From the entries, copy every line that carries the string "icon".

**Provided material:**
= = = =

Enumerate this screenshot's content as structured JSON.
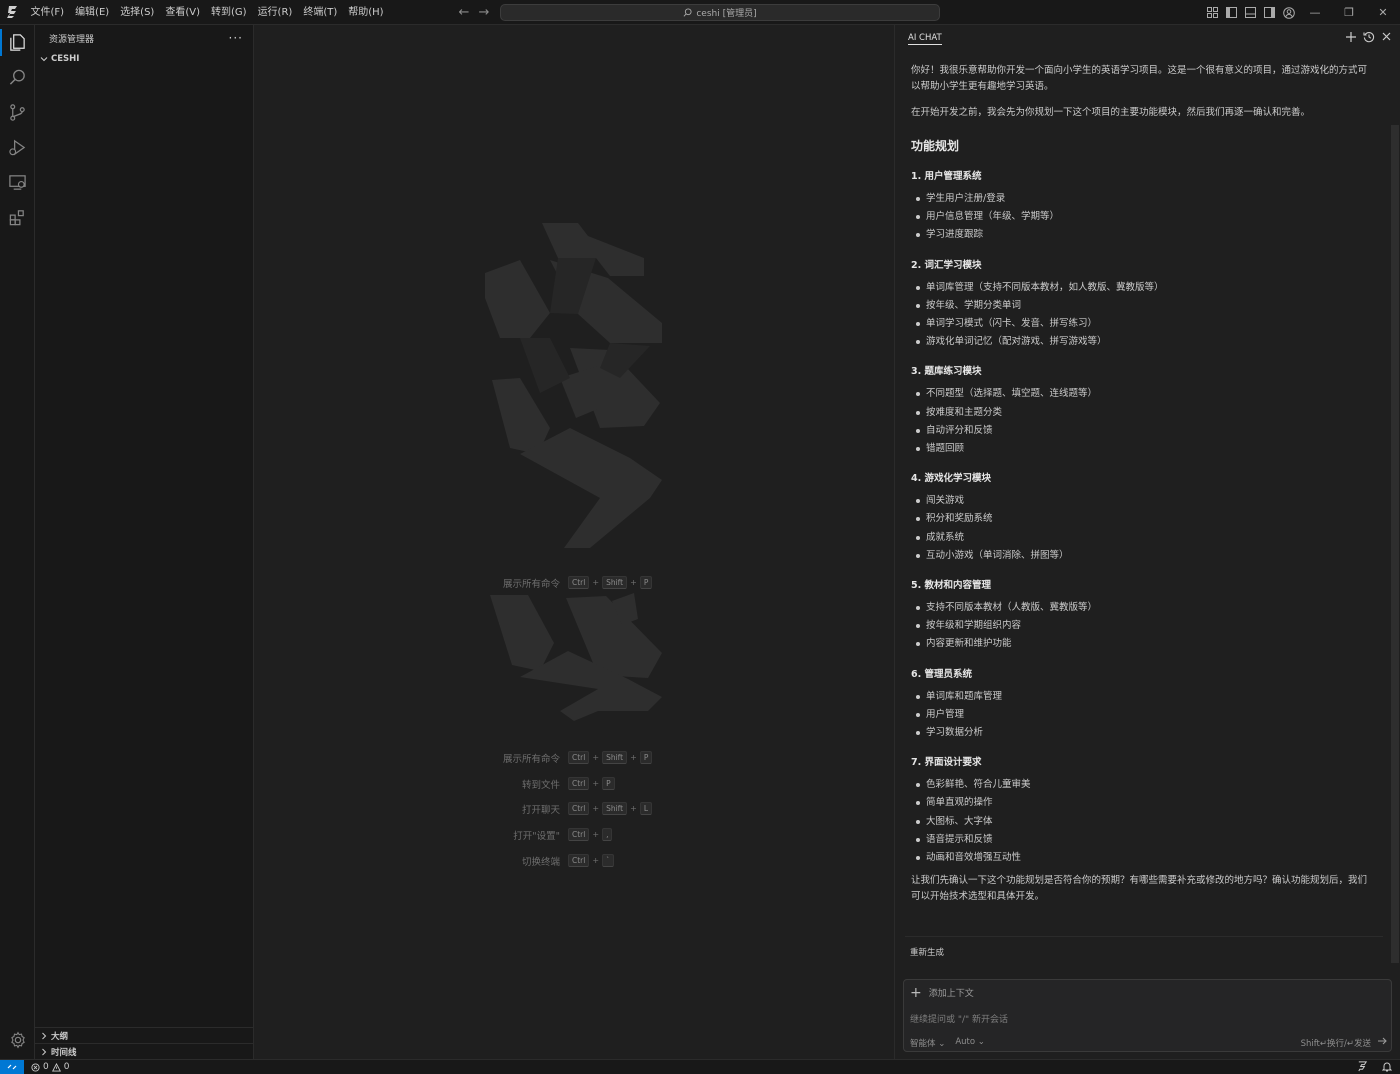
{
  "titlebar": {
    "menu": [
      "文件(F)",
      "编辑(E)",
      "选择(S)",
      "查看(V)",
      "转到(G)",
      "运行(R)",
      "终端(T)",
      "帮助(H)"
    ],
    "search_text": "ceshi [管理员]",
    "minimize": "—",
    "restore": "❐",
    "close": "✕"
  },
  "sidebar": {
    "title": "资源管理器",
    "more": "···",
    "root_folder": "CESHI",
    "outline": "大纲",
    "timeline": "时间线"
  },
  "editor": {
    "shortcuts_top": [
      {
        "label": "展示所有命令",
        "keys": [
          "Ctrl",
          "Shift",
          "P"
        ]
      }
    ],
    "shortcuts": [
      {
        "label": "展示所有命令",
        "keys": [
          "Ctrl",
          "Shift",
          "P"
        ]
      },
      {
        "label": "转到文件",
        "keys": [
          "Ctrl",
          "P"
        ]
      },
      {
        "label": "打开聊天",
        "keys": [
          "Ctrl",
          "Shift",
          "L"
        ]
      },
      {
        "label": "打开\"设置\"",
        "keys": [
          "Ctrl",
          ","
        ]
      },
      {
        "label": "切换终端",
        "keys": [
          "Ctrl",
          "`"
        ]
      }
    ]
  },
  "chat": {
    "tab": "AI CHAT",
    "intro": "你好！我很乐意帮助你开发一个面向小学生的英语学习项目。这是一个很有意义的项目，通过游戏化的方式可以帮助小学生更有趣地学习英语。",
    "intro2": "在开始开发之前，我会先为你规划一下这个项目的主要功能模块，然后我们再逐一确认和完善。",
    "heading": "功能规划",
    "sections": [
      {
        "title": "1. 用户管理系统",
        "items": [
          "学生用户注册/登录",
          "用户信息管理（年级、学期等）",
          "学习进度跟踪"
        ]
      },
      {
        "title": "2. 词汇学习模块",
        "items": [
          "单词库管理（支持不同版本教材，如人教版、冀教版等）",
          "按年级、学期分类单词",
          "单词学习模式（闪卡、发音、拼写练习）",
          "游戏化单词记忆（配对游戏、拼写游戏等）"
        ]
      },
      {
        "title": "3. 题库练习模块",
        "items": [
          "不同题型（选择题、填空题、连线题等）",
          "按难度和主题分类",
          "自动评分和反馈",
          "错题回顾"
        ]
      },
      {
        "title": "4. 游戏化学习模块",
        "items": [
          "闯关游戏",
          "积分和奖励系统",
          "成就系统",
          "互动小游戏（单词消除、拼图等）"
        ]
      },
      {
        "title": "5. 教材和内容管理",
        "items": [
          "支持不同版本教材（人教版、冀教版等）",
          "按年级和学期组织内容",
          "内容更新和维护功能"
        ]
      },
      {
        "title": "6. 管理员系统",
        "items": [
          "单词库和题库管理",
          "用户管理",
          "学习数据分析"
        ]
      },
      {
        "title": "7. 界面设计要求",
        "items": [
          "色彩鲜艳、符合儿童审美",
          "简单直观的操作",
          "大图标、大字体",
          "语音提示和反馈",
          "动画和音效增强互动性"
        ]
      }
    ],
    "closing": "让我们先确认一下这个功能规划是否符合你的预期？有哪些需要补充或修改的地方吗？确认功能规划后，我们可以开始技术选型和具体开发。",
    "regenerate": "重新生成",
    "input": {
      "add_context": "添加上下文",
      "placeholder": "继续提问或 \"/\" 新开会话",
      "mode": "智能体 ⌄",
      "model": "Auto ⌄",
      "hint": "Shift↵换行/↵发送"
    }
  },
  "statusbar": {
    "errors": "0",
    "warnings": "0"
  }
}
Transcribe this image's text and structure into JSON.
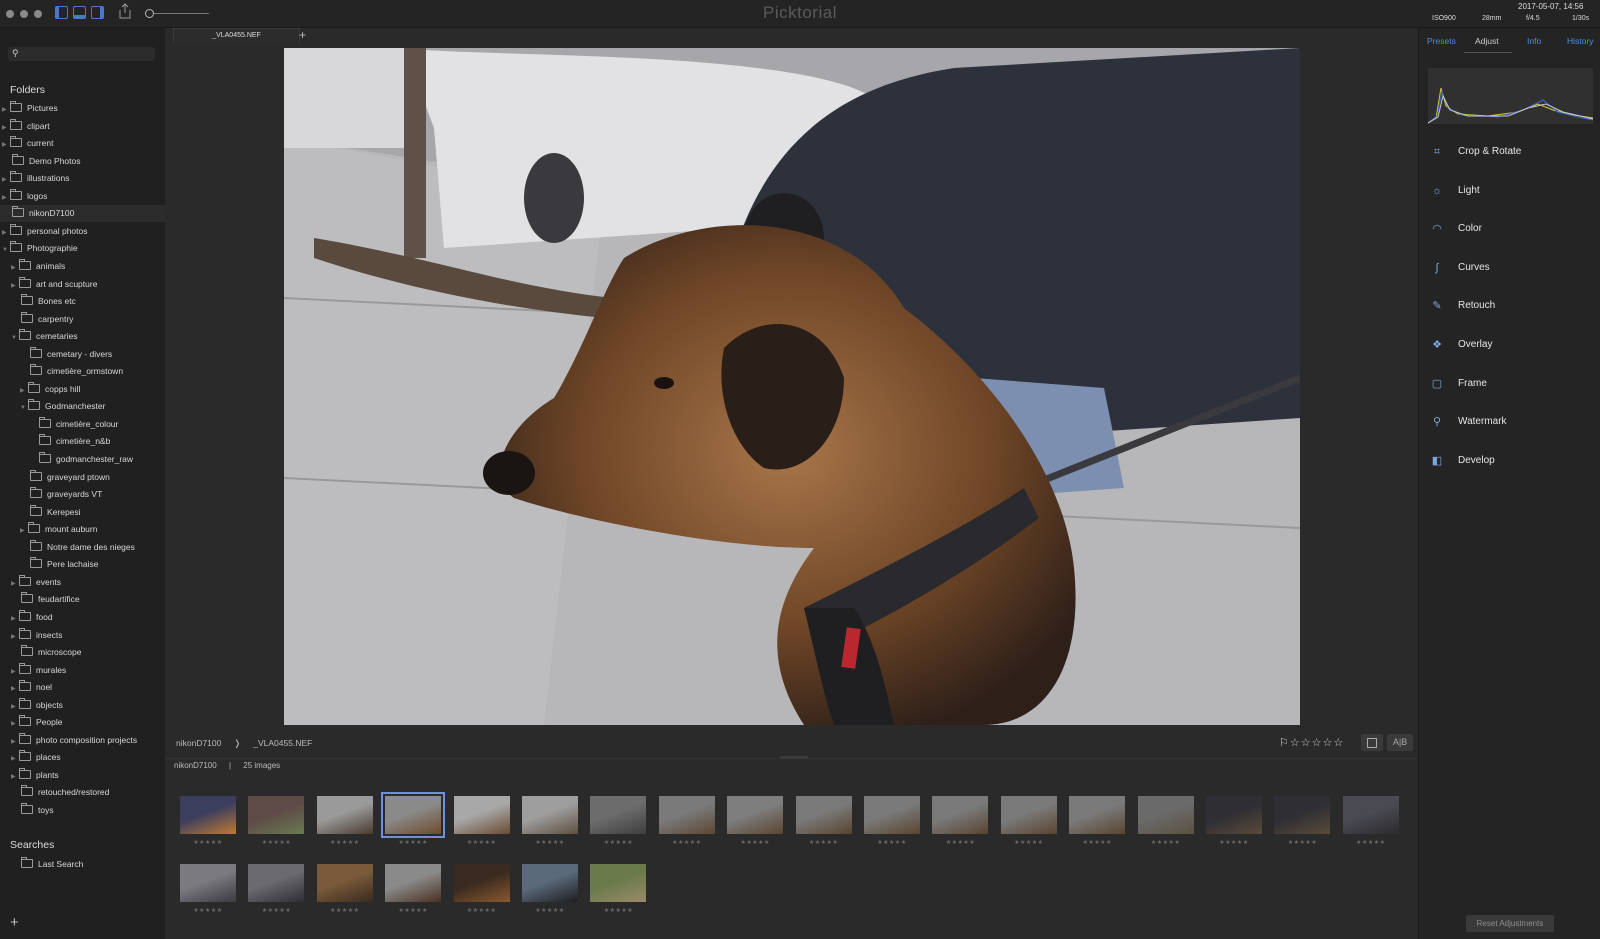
{
  "app": {
    "title": "Picktorial"
  },
  "exif": {
    "iso": "ISO900",
    "focal": "28mm",
    "aperture": "f/4.5",
    "shutter": "1/30s",
    "datetime": "2017-05-07, 14:56"
  },
  "tab": {
    "label": "_VLA0455.NEF",
    "add": "+"
  },
  "sidebar": {
    "folders_title": "Folders",
    "searches_title": "Searches",
    "add": "+",
    "folders": [
      {
        "label": "Pictures",
        "depth": 0,
        "expand": "right"
      },
      {
        "label": "clipart",
        "depth": 0,
        "expand": "right"
      },
      {
        "label": "current",
        "depth": 0,
        "expand": "right"
      },
      {
        "label": "Demo Photos",
        "depth": 0,
        "expand": "none"
      },
      {
        "label": "illustrations",
        "depth": 0,
        "expand": "right"
      },
      {
        "label": "logos",
        "depth": 0,
        "expand": "right"
      },
      {
        "label": "nikonD7100",
        "depth": 0,
        "expand": "none",
        "selected": true
      },
      {
        "label": "personal photos",
        "depth": 0,
        "expand": "right"
      },
      {
        "label": "Photographie",
        "depth": 0,
        "expand": "down"
      },
      {
        "label": "animals",
        "depth": 1,
        "expand": "right"
      },
      {
        "label": "art and scupture",
        "depth": 1,
        "expand": "right"
      },
      {
        "label": "Bones etc",
        "depth": 1,
        "expand": "none"
      },
      {
        "label": "carpentry",
        "depth": 1,
        "expand": "none"
      },
      {
        "label": "cemetaries",
        "depth": 1,
        "expand": "down"
      },
      {
        "label": "cemetary - divers",
        "depth": 2,
        "expand": "none"
      },
      {
        "label": "cimetière_ormstown",
        "depth": 2,
        "expand": "none"
      },
      {
        "label": "copps hill",
        "depth": 2,
        "expand": "right"
      },
      {
        "label": "Godmanchester",
        "depth": 2,
        "expand": "down"
      },
      {
        "label": "cimetière_colour",
        "depth": 3,
        "expand": "none"
      },
      {
        "label": "cimetière_n&b",
        "depth": 3,
        "expand": "none"
      },
      {
        "label": "godmanchester_raw",
        "depth": 3,
        "expand": "none"
      },
      {
        "label": "graveyard ptown",
        "depth": 2,
        "expand": "none"
      },
      {
        "label": "graveyards VT",
        "depth": 2,
        "expand": "none"
      },
      {
        "label": "Kerepesi",
        "depth": 2,
        "expand": "none"
      },
      {
        "label": "mount auburn",
        "depth": 2,
        "expand": "right"
      },
      {
        "label": "Notre dame des nieges",
        "depth": 2,
        "expand": "none"
      },
      {
        "label": "Pere lachaise",
        "depth": 2,
        "expand": "none"
      },
      {
        "label": "events",
        "depth": 1,
        "expand": "right"
      },
      {
        "label": "feudartifice",
        "depth": 1,
        "expand": "none"
      },
      {
        "label": "food",
        "depth": 1,
        "expand": "right"
      },
      {
        "label": "insects",
        "depth": 1,
        "expand": "right"
      },
      {
        "label": "microscope",
        "depth": 1,
        "expand": "none"
      },
      {
        "label": "murales",
        "depth": 1,
        "expand": "right"
      },
      {
        "label": "noel",
        "depth": 1,
        "expand": "right"
      },
      {
        "label": "objects",
        "depth": 1,
        "expand": "right"
      },
      {
        "label": "People",
        "depth": 1,
        "expand": "right"
      },
      {
        "label": "photo composition projects",
        "depth": 1,
        "expand": "right"
      },
      {
        "label": "places",
        "depth": 1,
        "expand": "right"
      },
      {
        "label": "plants",
        "depth": 1,
        "expand": "right"
      },
      {
        "label": "retouched/restored",
        "depth": 1,
        "expand": "none"
      },
      {
        "label": "toys",
        "depth": 1,
        "expand": "none"
      }
    ],
    "searches": [
      {
        "label": "Last Search"
      }
    ]
  },
  "breadcrumb": {
    "folder": "nikonD7100",
    "sep": "❭",
    "file": "_VLA0455.NEF"
  },
  "grid_info": {
    "folder": "nikonD7100",
    "sep": "|",
    "count": "25 images"
  },
  "rating": {
    "flag": "⚐",
    "stars": "☆☆☆☆☆"
  },
  "view_buttons": {
    "ab": "A|B"
  },
  "right_panel": {
    "tabs": [
      "Presets",
      "Adjust",
      "Info",
      "History"
    ],
    "active_tab": "Adjust",
    "tools": [
      {
        "label": "Crop & Rotate",
        "icon": "crop-icon",
        "glyph": "⌗"
      },
      {
        "label": "Light",
        "icon": "bulb-icon",
        "glyph": "☼"
      },
      {
        "label": "Color",
        "icon": "rainbow-icon",
        "glyph": "◠"
      },
      {
        "label": "Curves",
        "icon": "curve-icon",
        "glyph": "∫"
      },
      {
        "label": "Retouch",
        "icon": "brush-icon",
        "glyph": "✎"
      },
      {
        "label": "Overlay",
        "icon": "overlay-icon",
        "glyph": "❖"
      },
      {
        "label": "Frame",
        "icon": "frame-icon",
        "glyph": "▢"
      },
      {
        "label": "Watermark",
        "icon": "watermark-icon",
        "glyph": "⚲"
      },
      {
        "label": "Develop",
        "icon": "develop-icon",
        "glyph": "◧"
      }
    ],
    "reset": "Reset Adjustments"
  },
  "thumbnails": {
    "star_text": "★★★★★",
    "selected_index": 3,
    "items": [
      {
        "c1": "#3c3e5e",
        "c2": "#c07a32"
      },
      {
        "c1": "#5e4a46",
        "c2": "#6a7a52"
      },
      {
        "c1": "#9a9a9a",
        "c2": "#4a3a2e"
      },
      {
        "c1": "#8a8a8a",
        "c2": "#6e4a2a"
      },
      {
        "c1": "#a8a8a8",
        "c2": "#6a4a30"
      },
      {
        "c1": "#9e9e9e",
        "c2": "#5e4e40"
      },
      {
        "c1": "#6c6c6c",
        "c2": "#3e3e3e"
      },
      {
        "c1": "#7a7a7a",
        "c2": "#5e4632"
      },
      {
        "c1": "#7e7e7e",
        "c2": "#5a4430"
      },
      {
        "c1": "#7a7a7a",
        "c2": "#5a4430"
      },
      {
        "c1": "#7a7a7a",
        "c2": "#5a4430"
      },
      {
        "c1": "#7a7a7a",
        "c2": "#5a4430"
      },
      {
        "c1": "#7a7a7a",
        "c2": "#5a4430"
      },
      {
        "c1": "#7a7a7a",
        "c2": "#5a4430"
      },
      {
        "c1": "#6a6a6a",
        "c2": "#5a5240"
      },
      {
        "c1": "#2e2e34",
        "c2": "#5a4a3a"
      },
      {
        "c1": "#2e2e34",
        "c2": "#5a4a3a"
      },
      {
        "c1": "#4a4a52",
        "c2": "#2a2a2e"
      },
      {
        "c1": "#7a7a80",
        "c2": "#3a3a40"
      },
      {
        "c1": "#6a6a70",
        "c2": "#2e2e34"
      },
      {
        "c1": "#7a5a3a",
        "c2": "#3a2a1e"
      },
      {
        "c1": "#8a8a8a",
        "c2": "#4a3020"
      },
      {
        "c1": "#3a2a20",
        "c2": "#8a5a2e"
      },
      {
        "c1": "#5a6a7a",
        "c2": "#1e1e22"
      },
      {
        "c1": "#6a7a4a",
        "c2": "#9a8a6a"
      }
    ]
  }
}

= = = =

**Task output:**
        "icon": "crop-icon",
        "icon": "bulb-icon",
        "icon": "rainbow-icon",
        "icon": "curve-icon",
        "icon": "brush-icon",
        "icon": "overlay-icon",
        "icon": "frame-icon",
        "icon": "watermark-icon",
        "icon": "develop-icon",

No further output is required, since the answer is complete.